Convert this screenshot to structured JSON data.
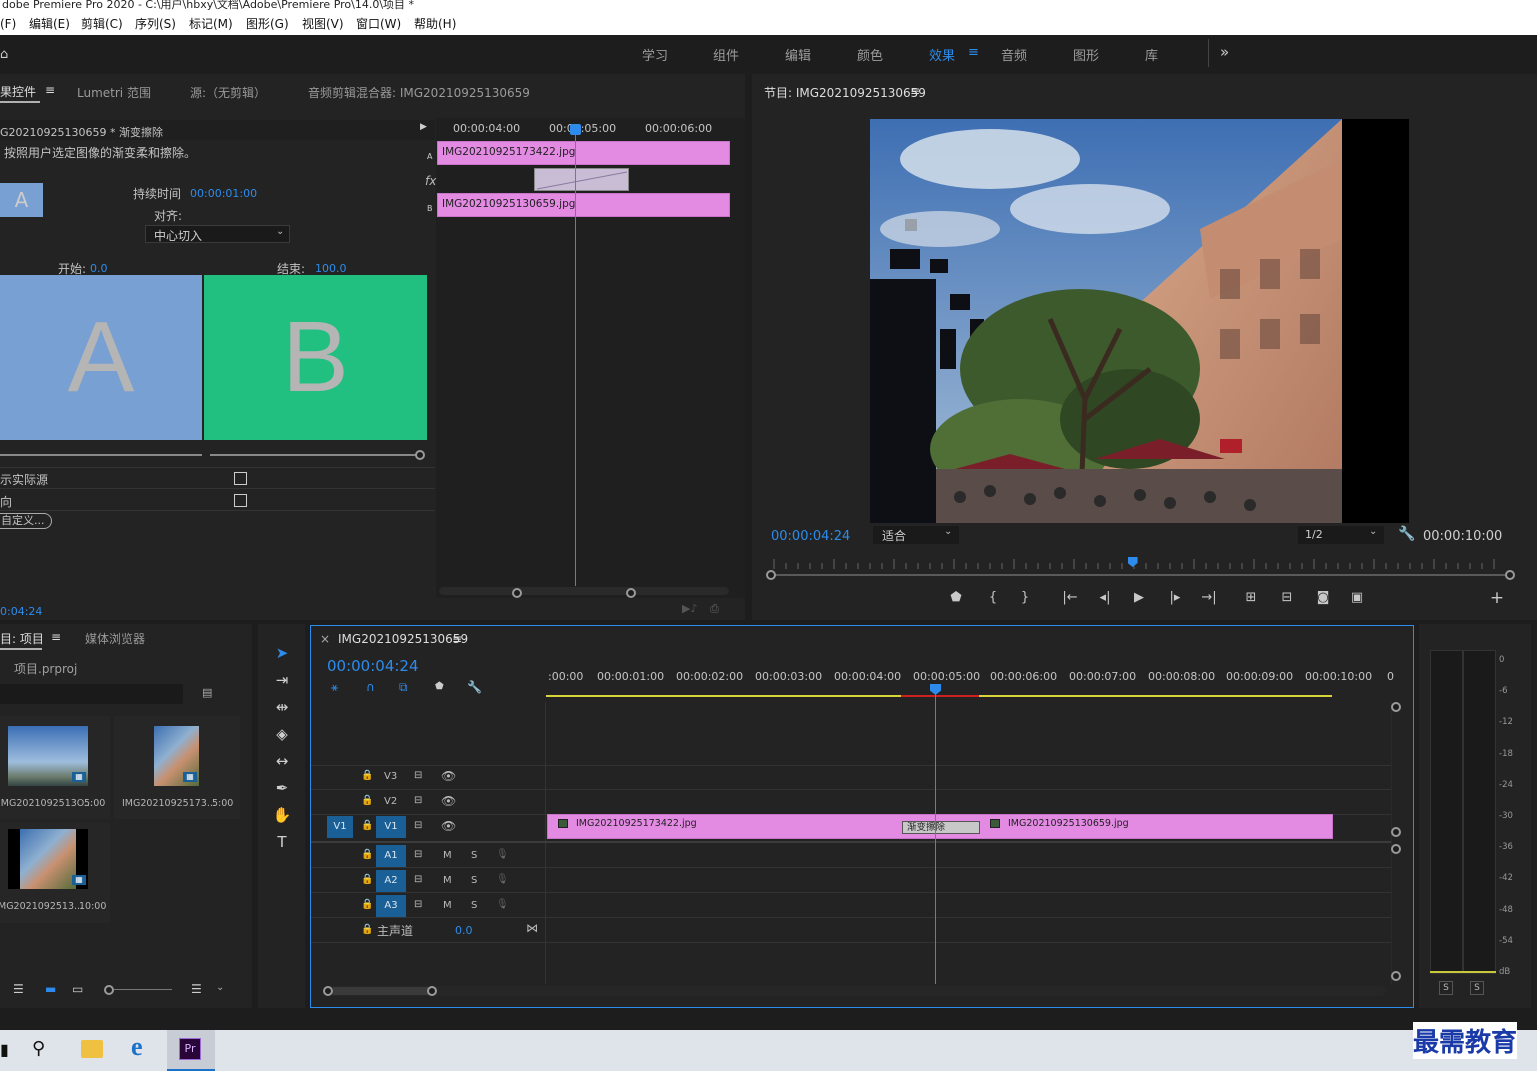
{
  "window_title": "dobe Premiere Pro 2020 - C:\\用户\\hbxy\\文档\\Adobe\\Premiere Pro\\14.0\\项目 *",
  "menu": [
    "(F)",
    "编辑(E)",
    "剪辑(C)",
    "序列(S)",
    "标记(M)",
    "图形(G)",
    "视图(V)",
    "窗口(W)",
    "帮助(H)"
  ],
  "workspaces": {
    "items": [
      "学习",
      "组件",
      "编辑",
      "颜色",
      "效果",
      "音频",
      "图形",
      "库"
    ],
    "active": "效果",
    "more": "»",
    "menu_icon": "≡"
  },
  "effect_panel": {
    "tabs": [
      "果控件",
      "Lumetri 范围",
      "源:（无剪辑）",
      "音频剪辑混合器: IMG20210925130659"
    ],
    "menu_icon": "≡",
    "clip_line": "G20210925130659 * 渐变擦除",
    "description": "按照用户选定图像的渐变柔和擦除。",
    "thumb_letter": "A",
    "duration_label": "持续时间",
    "duration_value": "00:00:01:00",
    "align_label": "对齐:",
    "align_value": "中心切入",
    "start_label": "开始:",
    "start_value": "0.0",
    "end_label": "结束:",
    "end_value": "100.0",
    "preview_a": "A",
    "preview_b": "B",
    "show_actual": "示实际源",
    "reverse": "向",
    "custom": "自定义...",
    "timecode": "0:04:24",
    "mini_timeline": {
      "ticks": [
        "00:00:04:00",
        "00:00:05:00",
        "00:00:06:00"
      ],
      "clip_a": "IMG20210925173422.jpg",
      "clip_b": "IMG20210925130659.jpg",
      "label_a": "A",
      "label_b": "B",
      "fx": "fx"
    }
  },
  "program": {
    "title": "节目: IMG20210925130659",
    "menu_icon": "≡",
    "timecode": "00:00:04:24",
    "fit": "适合",
    "resolution": "1/2",
    "duration": "00:00:10:00",
    "playhead_fraction": 0.49
  },
  "project": {
    "tabs": [
      "目: 项目",
      "媒体浏览器"
    ],
    "menu_icon": "≡",
    "file": "项目.prproj",
    "items": [
      {
        "name": "IMG2021092513O...",
        "duration": "5:00"
      },
      {
        "name": "IMG20210925173...",
        "duration": "5:00"
      },
      {
        "name": "MG2021092513...",
        "duration": "10:00"
      }
    ]
  },
  "timeline": {
    "close": "×",
    "title": "IMG20210925130659",
    "menu_icon": "≡",
    "timecode": "00:00:04:24",
    "ruler": [
      ":00:00",
      "00:00:01:00",
      "00:00:02:00",
      "00:00:03:00",
      "00:00:04:00",
      "00:00:05:00",
      "00:00:06:00",
      "00:00:07:00",
      "00:00:08:00",
      "00:00:09:00",
      "00:00:10:00",
      "0"
    ],
    "video_tracks": [
      "V3",
      "V2",
      "V1"
    ],
    "source_patch": "V1",
    "audio_tracks": [
      "A1",
      "A2",
      "A3"
    ],
    "mute": "M",
    "solo": "S",
    "master_label": "主声道",
    "master_value": "0.0",
    "clip_a": "IMG20210925173422.jpg",
    "clip_b": "IMG20210925130659.jpg",
    "transition": "渐变擦除"
  },
  "meter": {
    "scale": [
      "0",
      "-6",
      "-12",
      "-18",
      "-24",
      "-30",
      "-36",
      "-42",
      "-48",
      "-54",
      "dB"
    ],
    "solo": [
      "S",
      "S"
    ]
  },
  "watermark": "最需教育",
  "colors": {
    "accent": "#2d8ceb",
    "clip": "#e38ae3",
    "preview_a": "#78a0d2",
    "preview_b": "#22c080"
  }
}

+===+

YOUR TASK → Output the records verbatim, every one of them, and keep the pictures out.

TASK RESULT →
Convert this screenshot to structured JSON data.
{
  "window_title": "dobe Premiere Pro 2020 - C:\\用户\\hbxy\\文档\\Adobe\\Premiere Pro\\14.0\\项目 *",
  "menu": [
    "(F)",
    "编辑(E)",
    "剪辑(C)",
    "序列(S)",
    "标记(M)",
    "图形(G)",
    "视图(V)",
    "窗口(W)",
    "帮助(H)"
  ],
  "workspaces": {
    "items": [
      "学习",
      "组件",
      "编辑",
      "颜色",
      "效果",
      "音频",
      "图形",
      "库"
    ],
    "active": "效果",
    "more": "»",
    "menu_icon": "≡"
  },
  "effect_panel": {
    "tabs": [
      "果控件",
      "Lumetri 范围",
      "源:（无剪辑）",
      "音频剪辑混合器: IMG20210925130659"
    ],
    "menu_icon": "≡",
    "clip_line": "G20210925130659 * 渐变擦除",
    "description": "按照用户选定图像的渐变柔和擦除。",
    "thumb_letter": "A",
    "duration_label": "持续时间",
    "duration_value": "00:00:01:00",
    "align_label": "对齐:",
    "align_value": "中心切入",
    "start_label": "开始:",
    "start_value": "0.0",
    "end_label": "结束:",
    "end_value": "100.0",
    "preview_a": "A",
    "preview_b": "B",
    "show_actual": "示实际源",
    "reverse": "向",
    "custom": "自定义...",
    "timecode": "0:04:24",
    "mini_timeline": {
      "ticks": [
        "00:00:04:00",
        "00:00:05:00",
        "00:00:06:00"
      ],
      "clip_a": "IMG20210925173422.jpg",
      "clip_b": "IMG20210925130659.jpg",
      "label_a": "A",
      "label_b": "B",
      "fx": "fx"
    }
  },
  "program": {
    "title": "节目: IMG20210925130659",
    "menu_icon": "≡",
    "timecode": "00:00:04:24",
    "fit": "适合",
    "resolution": "1/2",
    "duration": "00:00:10:00",
    "playhead_fraction": 0.49
  },
  "project": {
    "tabs": [
      "目: 项目",
      "媒体浏览器"
    ],
    "menu_icon": "≡",
    "file": "项目.prproj",
    "items": [
      {
        "name": "IMG2021092513O...",
        "duration": "5:00"
      },
      {
        "name": "IMG20210925173...",
        "duration": "5:00"
      },
      {
        "name": "MG2021092513...",
        "duration": "10:00"
      }
    ]
  },
  "timeline": {
    "close": "×",
    "title": "IMG20210925130659",
    "menu_icon": "≡",
    "timecode": "00:00:04:24",
    "ruler": [
      ":00:00",
      "00:00:01:00",
      "00:00:02:00",
      "00:00:03:00",
      "00:00:04:00",
      "00:00:05:00",
      "00:00:06:00",
      "00:00:07:00",
      "00:00:08:00",
      "00:00:09:00",
      "00:00:10:00",
      "0"
    ],
    "video_tracks": [
      "V3",
      "V2",
      "V1"
    ],
    "source_patch": "V1",
    "audio_tracks": [
      "A1",
      "A2",
      "A3"
    ],
    "mute": "M",
    "solo": "S",
    "master_label": "主声道",
    "master_value": "0.0",
    "clip_a": "IMG20210925173422.jpg",
    "clip_b": "IMG20210925130659.jpg",
    "transition": "渐变擦除"
  },
  "meter": {
    "scale": [
      "0",
      "-6",
      "-12",
      "-18",
      "-24",
      "-30",
      "-36",
      "-42",
      "-48",
      "-54",
      "dB"
    ],
    "solo": [
      "S",
      "S"
    ]
  },
  "watermark": "最需教育",
  "colors": {
    "accent": "#2d8ceb",
    "clip": "#e38ae3",
    "preview_a": "#78a0d2",
    "preview_b": "#22c080"
  }
}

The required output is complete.